Alberta Health Services
Influenza, sometimes called the flu, is an infection of the nose, throat, and lungs that is caused by a virus. Influenza is a respiratory illness.
The number of people who get sick with influenza is different year to year. On average each year, more than 12,000 people in Canada have to stay in a hospital because of influenza, and 3,500 people die from it.
Learn more about influenza.
Everyone is at risk of influenza. The time when people are at greatest risk is called influenza season. It generally happens every year starting in late fall and lasting through the winter.
Influenza can make you very sick and lead to other health problems, especially if:
Influenza can spread in the following ways:
You can spread influenza before symptoms start.
Influenza is caused by a different virus than COVID-19, the common cold, and gastrointestinal illness (sometimes called the stomach “flu”). Although the symptoms of these diseases can be similar, there are differences:
Symptoms start suddenly and may include:
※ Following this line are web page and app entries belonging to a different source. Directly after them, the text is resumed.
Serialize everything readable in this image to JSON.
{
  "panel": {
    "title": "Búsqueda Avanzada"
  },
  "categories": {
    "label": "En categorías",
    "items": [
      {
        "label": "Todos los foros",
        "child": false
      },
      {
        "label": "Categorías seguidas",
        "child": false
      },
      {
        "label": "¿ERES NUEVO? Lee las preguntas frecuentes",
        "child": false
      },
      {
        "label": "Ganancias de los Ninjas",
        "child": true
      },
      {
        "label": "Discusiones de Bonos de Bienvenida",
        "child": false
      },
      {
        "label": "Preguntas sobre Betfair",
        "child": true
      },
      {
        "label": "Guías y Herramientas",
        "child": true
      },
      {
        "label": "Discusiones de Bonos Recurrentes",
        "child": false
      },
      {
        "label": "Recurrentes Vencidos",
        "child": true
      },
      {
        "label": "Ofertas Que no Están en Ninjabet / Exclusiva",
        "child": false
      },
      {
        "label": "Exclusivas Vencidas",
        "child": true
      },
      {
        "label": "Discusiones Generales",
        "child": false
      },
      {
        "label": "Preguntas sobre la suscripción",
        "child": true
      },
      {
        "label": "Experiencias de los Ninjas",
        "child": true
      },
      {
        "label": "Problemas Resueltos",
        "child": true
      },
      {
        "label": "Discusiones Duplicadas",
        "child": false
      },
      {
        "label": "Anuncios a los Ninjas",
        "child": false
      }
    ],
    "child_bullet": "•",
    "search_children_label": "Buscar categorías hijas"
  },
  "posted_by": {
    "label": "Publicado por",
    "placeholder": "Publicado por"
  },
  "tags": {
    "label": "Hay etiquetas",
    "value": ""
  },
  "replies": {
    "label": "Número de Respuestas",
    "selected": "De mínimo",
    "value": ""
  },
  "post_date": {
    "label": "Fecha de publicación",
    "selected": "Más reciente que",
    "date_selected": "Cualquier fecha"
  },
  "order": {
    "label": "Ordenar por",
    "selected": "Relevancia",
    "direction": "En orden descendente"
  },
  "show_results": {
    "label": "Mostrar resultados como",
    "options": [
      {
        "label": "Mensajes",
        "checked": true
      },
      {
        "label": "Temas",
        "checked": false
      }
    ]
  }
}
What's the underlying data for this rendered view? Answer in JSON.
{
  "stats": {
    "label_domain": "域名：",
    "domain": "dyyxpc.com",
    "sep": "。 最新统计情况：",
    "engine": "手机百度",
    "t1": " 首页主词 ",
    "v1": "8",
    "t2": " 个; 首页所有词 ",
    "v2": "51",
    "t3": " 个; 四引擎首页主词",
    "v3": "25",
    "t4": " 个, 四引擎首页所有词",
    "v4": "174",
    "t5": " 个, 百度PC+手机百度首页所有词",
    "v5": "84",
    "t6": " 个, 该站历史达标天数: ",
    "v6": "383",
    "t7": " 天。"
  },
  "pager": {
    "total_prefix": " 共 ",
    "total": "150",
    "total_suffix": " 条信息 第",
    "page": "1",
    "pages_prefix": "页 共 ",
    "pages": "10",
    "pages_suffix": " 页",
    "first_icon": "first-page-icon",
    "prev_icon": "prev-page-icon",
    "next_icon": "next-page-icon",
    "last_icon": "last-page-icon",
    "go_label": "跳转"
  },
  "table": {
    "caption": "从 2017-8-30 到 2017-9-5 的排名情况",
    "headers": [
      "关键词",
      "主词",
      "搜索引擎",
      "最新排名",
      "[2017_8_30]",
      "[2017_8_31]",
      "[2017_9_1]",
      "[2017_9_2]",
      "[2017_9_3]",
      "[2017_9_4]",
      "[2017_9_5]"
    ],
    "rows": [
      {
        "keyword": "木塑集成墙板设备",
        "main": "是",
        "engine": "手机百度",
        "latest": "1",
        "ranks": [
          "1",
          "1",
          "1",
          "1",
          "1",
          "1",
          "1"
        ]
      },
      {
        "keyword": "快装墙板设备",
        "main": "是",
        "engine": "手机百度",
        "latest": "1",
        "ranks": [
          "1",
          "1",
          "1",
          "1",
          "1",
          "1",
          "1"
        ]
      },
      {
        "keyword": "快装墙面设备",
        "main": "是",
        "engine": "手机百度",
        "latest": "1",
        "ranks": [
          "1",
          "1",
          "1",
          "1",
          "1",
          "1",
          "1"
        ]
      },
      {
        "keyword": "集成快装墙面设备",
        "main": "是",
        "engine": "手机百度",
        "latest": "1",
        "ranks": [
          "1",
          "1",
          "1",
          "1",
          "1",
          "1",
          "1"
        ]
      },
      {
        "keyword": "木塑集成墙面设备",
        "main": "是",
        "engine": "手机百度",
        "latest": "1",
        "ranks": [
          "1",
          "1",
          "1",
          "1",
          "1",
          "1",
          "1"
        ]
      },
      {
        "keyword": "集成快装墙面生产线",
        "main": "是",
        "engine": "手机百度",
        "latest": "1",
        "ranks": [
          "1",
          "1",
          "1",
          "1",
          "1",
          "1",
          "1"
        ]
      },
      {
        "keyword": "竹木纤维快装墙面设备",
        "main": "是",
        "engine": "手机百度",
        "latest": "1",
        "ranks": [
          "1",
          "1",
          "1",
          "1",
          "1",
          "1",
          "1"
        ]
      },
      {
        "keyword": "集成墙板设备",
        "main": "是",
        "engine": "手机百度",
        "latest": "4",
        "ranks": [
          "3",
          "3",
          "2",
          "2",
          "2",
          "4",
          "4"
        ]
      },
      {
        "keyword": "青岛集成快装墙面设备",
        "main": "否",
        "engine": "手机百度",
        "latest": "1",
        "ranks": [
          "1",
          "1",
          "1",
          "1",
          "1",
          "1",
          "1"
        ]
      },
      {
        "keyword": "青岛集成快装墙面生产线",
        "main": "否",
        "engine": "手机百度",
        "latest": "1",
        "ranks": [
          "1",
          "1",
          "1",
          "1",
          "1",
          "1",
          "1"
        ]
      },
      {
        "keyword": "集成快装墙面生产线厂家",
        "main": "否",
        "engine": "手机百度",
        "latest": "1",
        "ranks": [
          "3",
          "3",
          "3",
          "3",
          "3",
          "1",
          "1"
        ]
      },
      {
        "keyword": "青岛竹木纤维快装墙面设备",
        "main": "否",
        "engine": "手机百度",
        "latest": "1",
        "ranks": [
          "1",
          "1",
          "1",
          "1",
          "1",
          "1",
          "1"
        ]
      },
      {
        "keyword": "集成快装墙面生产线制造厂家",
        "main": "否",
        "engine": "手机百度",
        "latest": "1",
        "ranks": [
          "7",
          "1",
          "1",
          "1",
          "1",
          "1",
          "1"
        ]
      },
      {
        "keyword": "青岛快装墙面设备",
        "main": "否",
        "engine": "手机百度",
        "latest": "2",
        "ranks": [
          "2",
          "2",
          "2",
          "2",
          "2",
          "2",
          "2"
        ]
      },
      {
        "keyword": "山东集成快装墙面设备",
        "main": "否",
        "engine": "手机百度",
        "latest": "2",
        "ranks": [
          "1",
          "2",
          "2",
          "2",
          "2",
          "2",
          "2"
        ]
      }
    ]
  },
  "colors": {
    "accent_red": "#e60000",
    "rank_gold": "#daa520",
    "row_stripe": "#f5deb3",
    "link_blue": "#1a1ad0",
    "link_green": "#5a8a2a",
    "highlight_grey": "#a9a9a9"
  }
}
Other symptoms may include feeling sick to your stomach (nausea), vomiting (throwing up), or having loose stool (diarrhea). These are more common in young children.
In some cases, influenza can lead to a lung infection (pneumonia) or make other health problems worse. Even healthy, young people can get very sick or die from influenza. Learn more about health problems from influenza.
Most people can treat influenza symptoms at home. Home treatment includes resting, drinking plenty of fluids, and taking medicine to lower your fever.
Some people need to go to the hospital for treatment.
Everyone in Alberta age 6 months and older is encouraged to get the influenza vaccine each year.
The influenza vaccine is offered for free in Alberta every year starting in mid to late October.
There are many types of influenza vaccines. Every year, Alberta Health looks at information about influenza to help them decide which vaccines to offer.
You need to get the vaccine every year because influenza viruses change. A new vaccine is made each year to protect against the influenza viruses most likely to cause illness in that year. The best time to get the vaccine is October or November.
Learn more about the influenza vaccine.
HEALTH PROFESIONALS Visit Influenza Immunization Information for Health Professionals for resources to implement a safe and effective influenza immunization program.
To stop influenza from spreading:
If you are pregnant and get influenza, you have a higher risk of serious health problems and needing treatment in the hospital. The illness could also cause a problem for your baby, such as being born too soon (premature birth).
Getting the influenza vaccine while you are pregnant has many benefits:
It is safe to get the influenza vaccine while pregnant. The injected vaccine is recommended if you are pregnant. The nasal spray influenza vaccine is not recommended if you are pregnant.
Both types of influenza vaccines (injected and nasal spray) are safe to get when breastfeeding.
Learn more about immunization and pregnancy.